Apologies for treading heftily on my colleague's toes - however, in mitigation, I did make these images available to him years ago in the hope that he might have something useful to say. What has prompted this cross-blogging is a need to top up the nostalgia trough. Mention elsewhere of old milk bottles drove me to rummage in the archive for this building - I just know that in the Frigidaire are at least a couple of the little foil capped beauties. Lurking on the shelf above is a piece of boiled ham or pressed tongue on a chipped plate under an up-turned pudding basin. God alone knows what's in the loft - but somewhere is a lovingly maintained Hornby OO layout - in fact as I took this shot I could pick out the distinctive sound of the Hoover Model 750 being put to use in the parlour after emptying the grate from last night's fire.
My spirits are always lifted by the site of any period-perfect property, very rare now, many having been spoilt with later additions or thoughtless fenestration replacements. This particular example comes complete with correctly proportioned and decorated garden shed and greenhouse, accessed via the raised-aggregate concrete path with cast in washing line poles. MORE DETAIL !

4 comments:

Peter Ashley said...

Love the house (looks like an OO model itself) and details. And the milk bottle. Are you still decanting, because my nearest post office in Medbourne still does foil capped beauties, with the intriguing legend 'Cotteswold Dairies' blind embossed on the glass flank. (Cue Wilko.)

Thud said...

cast in washing line poles....wonderful.

Peter Ashley said...

Ah, now then. I could go on about washing lines for some time. I much prefer them to those rotary thingies; there's simply nothing better than a line of crisp white shirts hoisted up in the wind by a notched wooden clothes prop. And funnily enough, only last night I read in 'The Heart of London' by Monica Dickens about 50's council block tenants abandoning their gas-heated drying cabinets for washing strung out on their balconies. And there is...(contnd p.94)

Diplomat said...
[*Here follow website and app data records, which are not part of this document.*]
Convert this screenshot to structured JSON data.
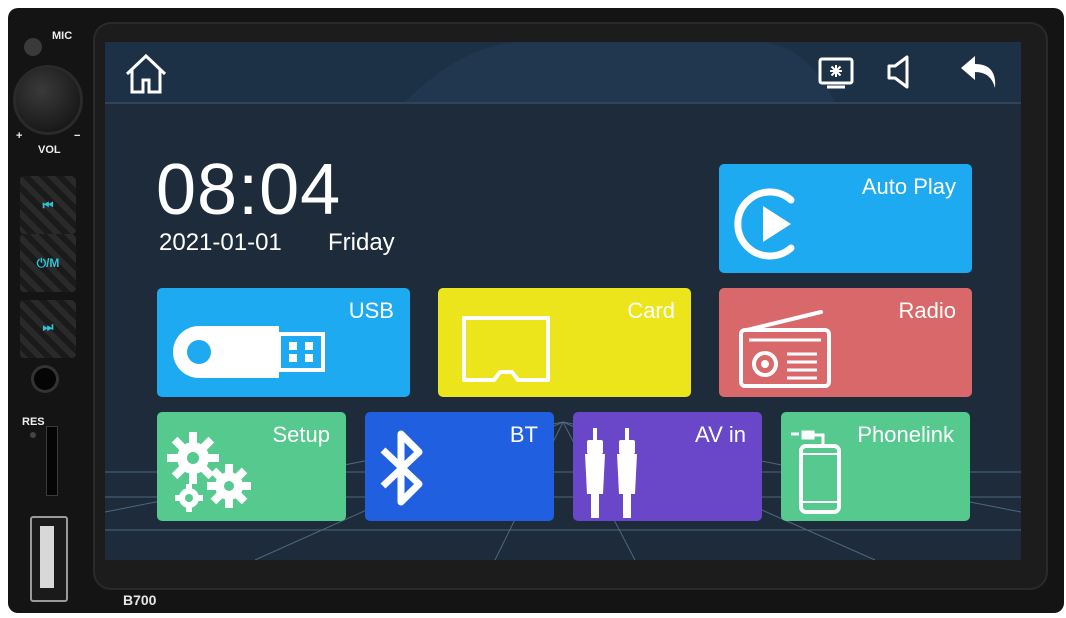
{
  "device": {
    "mic_label": "MIC",
    "vol_label": "VOL",
    "vol_plus": "+",
    "vol_minus": "−",
    "prev_label": "⏮",
    "power_mode_label": "⏻/M",
    "next_label": "⏭",
    "res_label": "RES",
    "model": "B700"
  },
  "topbar": {
    "icons": [
      "home-icon",
      "brightness-icon",
      "volume-icon",
      "back-icon"
    ]
  },
  "clock": {
    "time": "08:04",
    "date": "2021-01-01",
    "weekday": "Friday"
  },
  "tiles": {
    "autoplay": {
      "label": "Auto Play",
      "color": "#1eaaf0",
      "icon": "play-circle-icon"
    },
    "usb": {
      "label": "USB",
      "color": "#1eaaf0",
      "icon": "usb-drive-icon"
    },
    "card": {
      "label": "Card",
      "color": "#ece51b",
      "icon": "sd-card-icon"
    },
    "radio": {
      "label": "Radio",
      "color": "#d9686a",
      "icon": "radio-icon"
    },
    "setup": {
      "label": "Setup",
      "color": "#55c98e",
      "icon": "gears-icon"
    },
    "bt": {
      "label": "BT",
      "color": "#1f5fe0",
      "icon": "bluetooth-icon"
    },
    "avin": {
      "label": "AV in",
      "color": "#6a46c9",
      "icon": "rca-cable-icon"
    },
    "phonelink": {
      "label": "Phonelink",
      "color": "#55c98e",
      "icon": "phone-icon"
    }
  }
}
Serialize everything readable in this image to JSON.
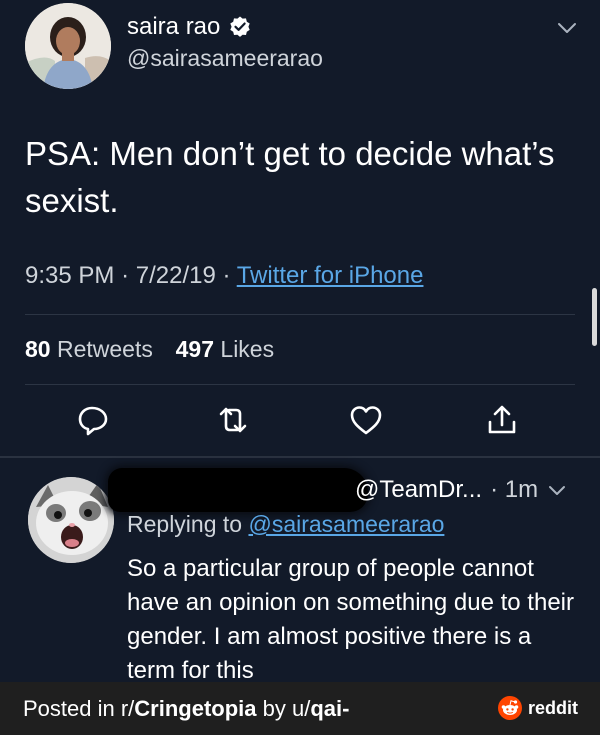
{
  "tweet": {
    "author_name": "saira rao",
    "author_handle": "@sairasameerarao",
    "text": "PSA: Men don’t get to decide what’s sexist.",
    "time": "9:35 PM",
    "date": "7/22/19",
    "source": "Twitter for iPhone",
    "retweets_count": "80",
    "retweets_label": "Retweets",
    "likes_count": "497",
    "likes_label": "Likes",
    "icons": [
      "reply-icon",
      "retweet-icon",
      "like-icon",
      "share-icon"
    ]
  },
  "reply": {
    "handle": "@TeamDr...",
    "time": "1m",
    "replying_prefix": "Replying to",
    "replying_handle": "@sairasameerarao",
    "text": "So a particular group of people cannot have an opinion on something due to their gender. I am almost positive there is a term for this"
  },
  "footer": {
    "prefix": "Posted in r/",
    "subreddit": "Cringetopia",
    "middle": " by u/",
    "user": "qai-",
    "brand": "reddit"
  },
  "colors": {
    "background": "#121a29",
    "link": "#5aa7e6",
    "muted_text": "#cfd4da",
    "footer_bg": "#1f1f1f",
    "reddit_orange": "#ff4500"
  }
}
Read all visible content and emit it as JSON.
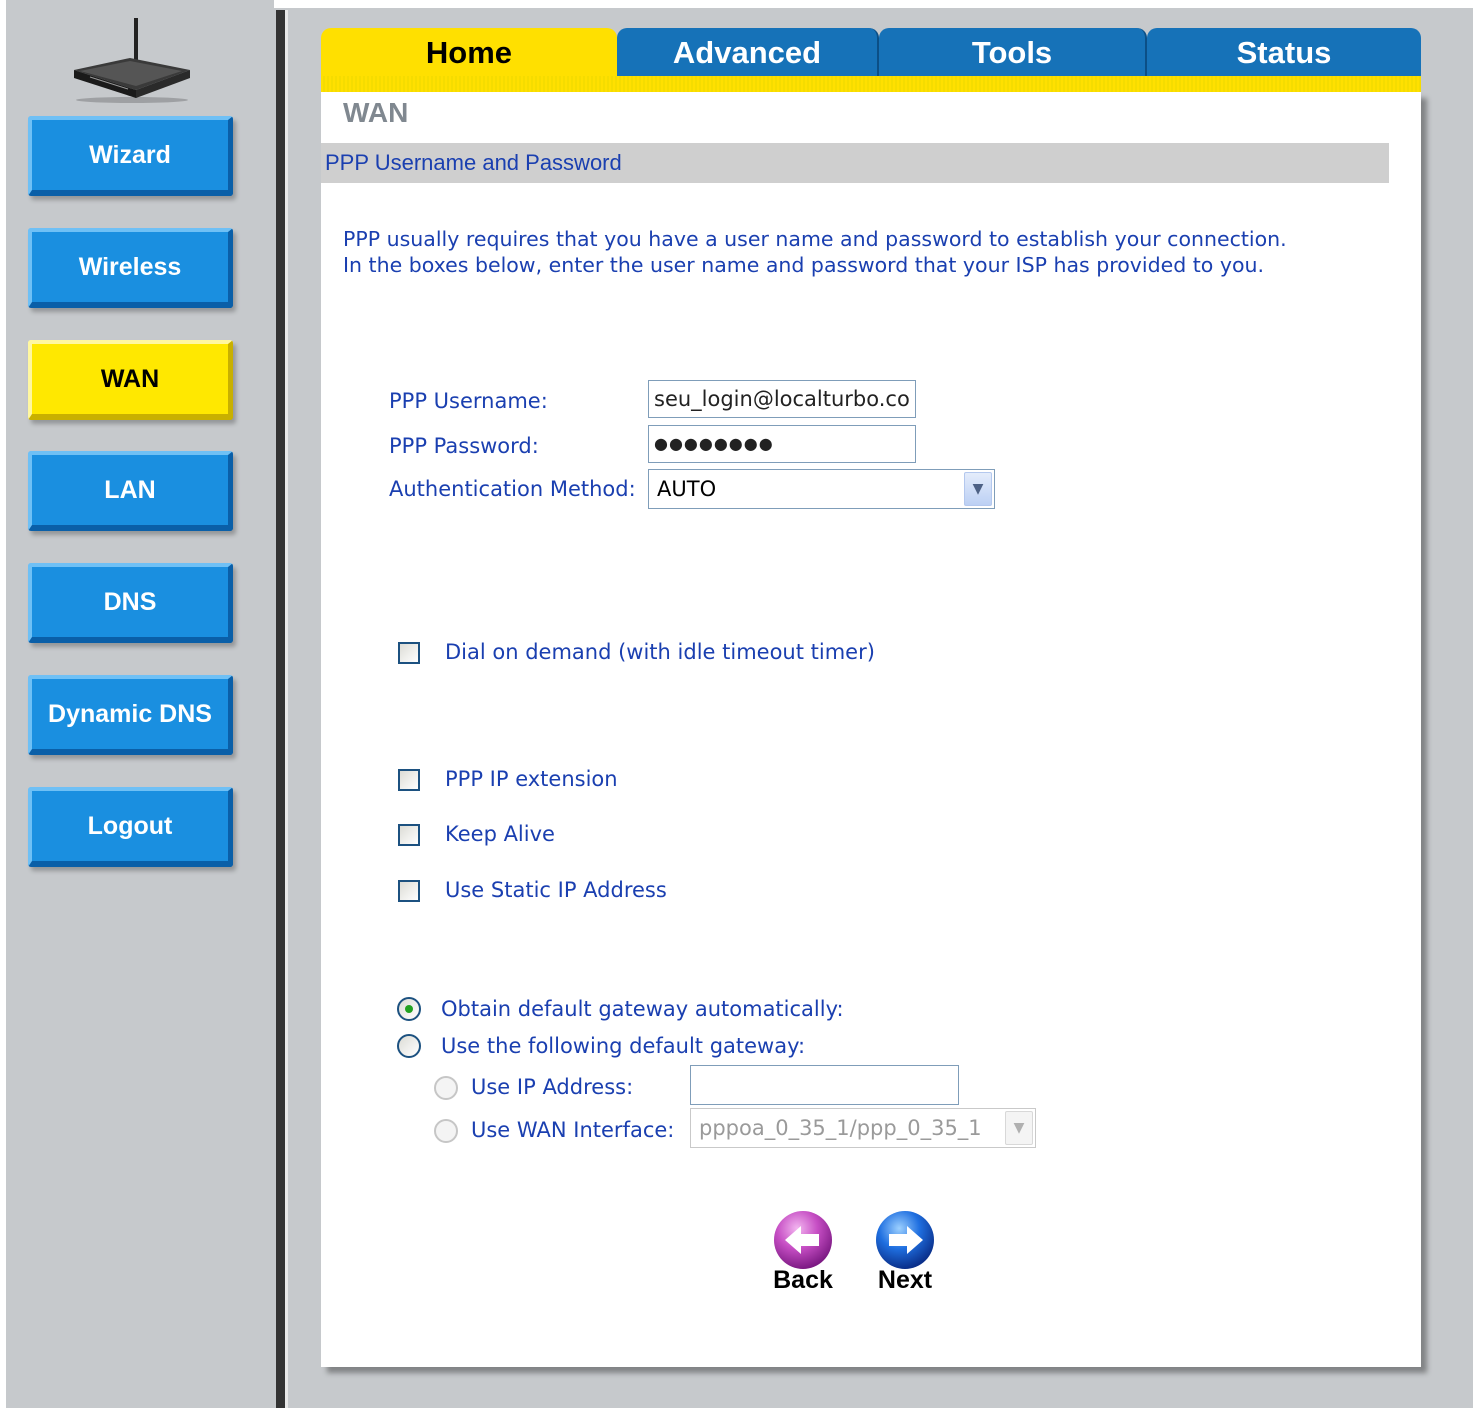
{
  "sidebar": {
    "items": [
      {
        "label": "Wizard",
        "active": false
      },
      {
        "label": "Wireless",
        "active": false
      },
      {
        "label": "WAN",
        "active": true
      },
      {
        "label": "LAN",
        "active": false
      },
      {
        "label": "DNS",
        "active": false
      },
      {
        "label": "Dynamic DNS",
        "active": false
      },
      {
        "label": "Logout",
        "active": false
      }
    ]
  },
  "tabs": [
    {
      "label": "Home",
      "active": true
    },
    {
      "label": "Advanced",
      "active": false
    },
    {
      "label": "Tools",
      "active": false
    },
    {
      "label": "Status",
      "active": false
    }
  ],
  "page": {
    "title": "WAN",
    "section_header": "PPP Username and Password",
    "intro_line1": "PPP usually requires that you have a user name and password to establish your connection.",
    "intro_line2": "In the boxes below, enter the user name and password that your ISP has provided to you."
  },
  "form": {
    "username_label": "PPP Username:",
    "username_value": "seu_login@localturbo.co",
    "password_label": "PPP Password:",
    "password_value": "●●●●●●●●",
    "auth_label": "Authentication Method:",
    "auth_value": "AUTO",
    "dial_on_demand_label": "Dial on demand (with idle timeout timer)",
    "ppp_ip_extension_label": "PPP IP extension",
    "keep_alive_label": "Keep Alive",
    "static_ip_label": "Use Static IP Address",
    "obtain_gateway_label": "Obtain default gateway automatically:",
    "use_following_gateway_label": "Use the following default gateway:",
    "use_ip_address_label": "Use IP Address:",
    "use_ip_address_value": "",
    "use_wan_interface_label": "Use WAN Interface:",
    "wan_interface_value": "pppoa_0_35_1/ppp_0_35_1"
  },
  "buttons": {
    "back_label": "Back",
    "next_label": "Next"
  },
  "colors": {
    "accent_blue": "#1a8fe0",
    "active_yellow": "#ffe800",
    "text_blue": "#1a3fb0",
    "back_purple": "#b03ab8",
    "next_blue": "#1a5fd0"
  },
  "icons": {
    "logo": "router-icon",
    "back": "arrow-left-icon",
    "next": "arrow-right-icon"
  }
}
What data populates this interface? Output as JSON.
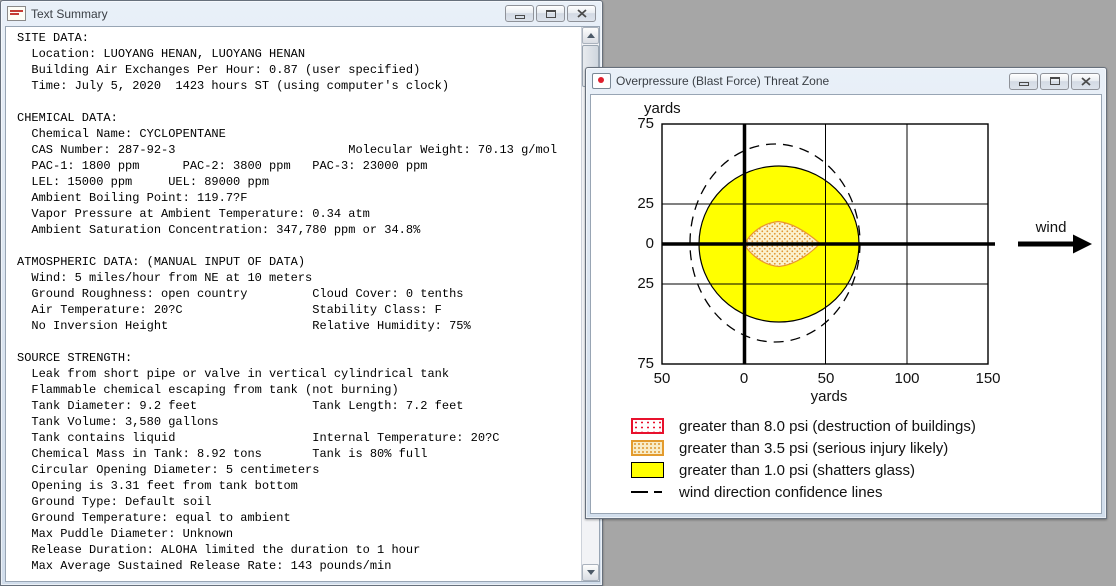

I had reason to pass this way the other day - I can confirm that the washing line has a pulley at the far end of the path with a cleat on the post alowing infinite and much needed adjustment to the line tension and subsequent height. Marvelous. MORE ADJUSTMENT ! Ooh- also the house next door has a sign propped against the hedge advertising the services of a masseuse.